of land and plant diversity, making it possible for African farmers
to grow all the world crops.
Restoring soil fertility
Declining soil fertility is the greatest problem affecting African
farmers' ability to produce enough food for their families. Farmers
of the developing world tend to prefer more resilient systems that
build on traditional management techniques over costly high-tech
Soil regeneration is key to sustainable development, where the
loss of soil organic matter contributes to a rapid decline of soil
fertility, degradation of soil structure and increased risk of erosion.
In developing countries, food production could be doubled or tripled
through the use of organic methods by intensifying biological activity
through increasing diversification.
The role of women is crucial in agricultural production and for
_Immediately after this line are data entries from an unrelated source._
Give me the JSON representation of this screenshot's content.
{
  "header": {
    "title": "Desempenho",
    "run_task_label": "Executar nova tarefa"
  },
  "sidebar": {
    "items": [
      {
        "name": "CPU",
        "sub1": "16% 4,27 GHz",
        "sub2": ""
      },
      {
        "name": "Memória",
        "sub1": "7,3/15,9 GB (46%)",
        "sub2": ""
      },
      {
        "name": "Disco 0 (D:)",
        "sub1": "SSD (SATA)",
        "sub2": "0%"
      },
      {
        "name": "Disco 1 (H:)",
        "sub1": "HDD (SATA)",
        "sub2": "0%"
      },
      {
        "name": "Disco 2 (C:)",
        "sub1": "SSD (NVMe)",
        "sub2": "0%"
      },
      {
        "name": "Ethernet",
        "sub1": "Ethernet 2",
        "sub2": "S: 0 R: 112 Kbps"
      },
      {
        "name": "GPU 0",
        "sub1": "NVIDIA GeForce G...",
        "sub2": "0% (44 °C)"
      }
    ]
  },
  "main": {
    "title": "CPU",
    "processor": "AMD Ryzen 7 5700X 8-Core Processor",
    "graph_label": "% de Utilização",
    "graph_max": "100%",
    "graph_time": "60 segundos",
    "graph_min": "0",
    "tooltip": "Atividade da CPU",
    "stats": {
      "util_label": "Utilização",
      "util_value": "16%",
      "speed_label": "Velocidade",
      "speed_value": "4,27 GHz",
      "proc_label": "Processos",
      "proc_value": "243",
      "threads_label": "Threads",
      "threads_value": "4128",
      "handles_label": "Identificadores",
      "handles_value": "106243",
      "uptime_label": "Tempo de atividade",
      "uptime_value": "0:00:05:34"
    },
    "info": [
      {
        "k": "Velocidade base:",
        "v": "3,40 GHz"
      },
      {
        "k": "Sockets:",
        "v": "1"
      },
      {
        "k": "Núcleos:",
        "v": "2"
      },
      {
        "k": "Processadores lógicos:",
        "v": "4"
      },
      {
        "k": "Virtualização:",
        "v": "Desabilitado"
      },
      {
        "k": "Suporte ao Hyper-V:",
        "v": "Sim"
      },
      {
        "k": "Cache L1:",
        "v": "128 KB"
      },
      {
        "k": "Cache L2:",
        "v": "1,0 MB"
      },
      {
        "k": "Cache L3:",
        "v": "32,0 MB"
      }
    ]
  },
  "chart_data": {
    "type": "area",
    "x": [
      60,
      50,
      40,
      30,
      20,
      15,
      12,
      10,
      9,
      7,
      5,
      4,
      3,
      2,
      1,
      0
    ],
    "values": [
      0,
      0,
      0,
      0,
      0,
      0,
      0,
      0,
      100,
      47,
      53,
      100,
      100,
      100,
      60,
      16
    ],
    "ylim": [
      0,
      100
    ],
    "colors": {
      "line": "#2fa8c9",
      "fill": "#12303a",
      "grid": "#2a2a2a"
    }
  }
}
improved livelihood. The Food and Agricultural Organization of the
United Nations (FAO) estimates that in sub-Saharan Africa as a whole,
31 percent of rural households are headed by women, despite the
fact that women have less access to land than men. When women own
land, their holdings tend to be smaller and located in more marginal
areas. In most of the countries surveyed by the FAO, there has been
some growth in the number of non-governmental organizations and
women's associations involving or working with rural women.
National efforts to grow enough food for all citizens should integrate
nutrition interventions into broader development initiatives. Countries
must also invest in their people (women in particular) by supporting
employment training, education and health care, and by creating
institutions and policies that make ending hunger and poverty an
explicit and measurable goal.
Scale, scope and sector
What is needed are community-based systems of cooperative family
farms, organized to market for regional distribution and re-integrating
livestock wherever feasible. In order for agriculture to provide
environmental services, it requires a major shift of emphasis from
a short-term, production-oriented strategy to a long-term rehabilitative
approach. Farmers will need to invest in soil resources as a first
priority so they can then reap the long-term benefits of increased
crop yields and sustained production in a much healthier environment.
The Rodale Institute has developed a soil regeneration model that
helped reverse the trend of soil and natural-resources degradation
in Senegal’s peanut basin. Integrated crop-livestock systems
reduce overall risk, contribute to the sustainability of smallholder
farmers, improve local diets through the addition of protein, increase
income opportunities and enhance the restoration of soil organic
The agro-ecological contribution
The old Green Revolution is still cited as a miracle in India where
people continue to fight hunger. Africa needs a systemic approach
to both restore its ecosystems and to produce enough food sustainably
for its people.
Yes, Africa can feed itself and at the same time preserve its natural
resources and the environment. To make this happen, the following
steps must take place:
- Establish national strategies and sustainable agriculture programs.
- Adopt farming systems with a focus on preserving biodiversity,
natural resource management and soil fertility improvement based
on sound ecological principles.
- Intensify crop and animal production without the use of industrially
produced chemical fertilizers.
- Offer farmer-centered technical training in sustainable farming
- Identify, improve and expand the best traditional agricultural
- Optimize irrigation and management of water resources.
- Support women in agriculture.
- Protect African nations from foreign dumping of food commodities
and cheap food imports that destabilize regional farm communities.
- Create access to practical information, land, infrastructure,
credit and markets.
- Use participatory approaches to technological development.
in Burkina Faso
You can read about a powerful example of farmer-centered
sustainable agricultural development in Burkina Faso
next month at NewFarm.org.
Ag researcher Timothy Krupnik will tell the story
of how farmer-to-farmer training sessions in the field
and on farms can transfer intimate local knowledge
of insect ecology that manages pest while greatly
reducing pesticide use—and dependence on outside
top-down technology transfer—to ground success
in regionally adapted ways.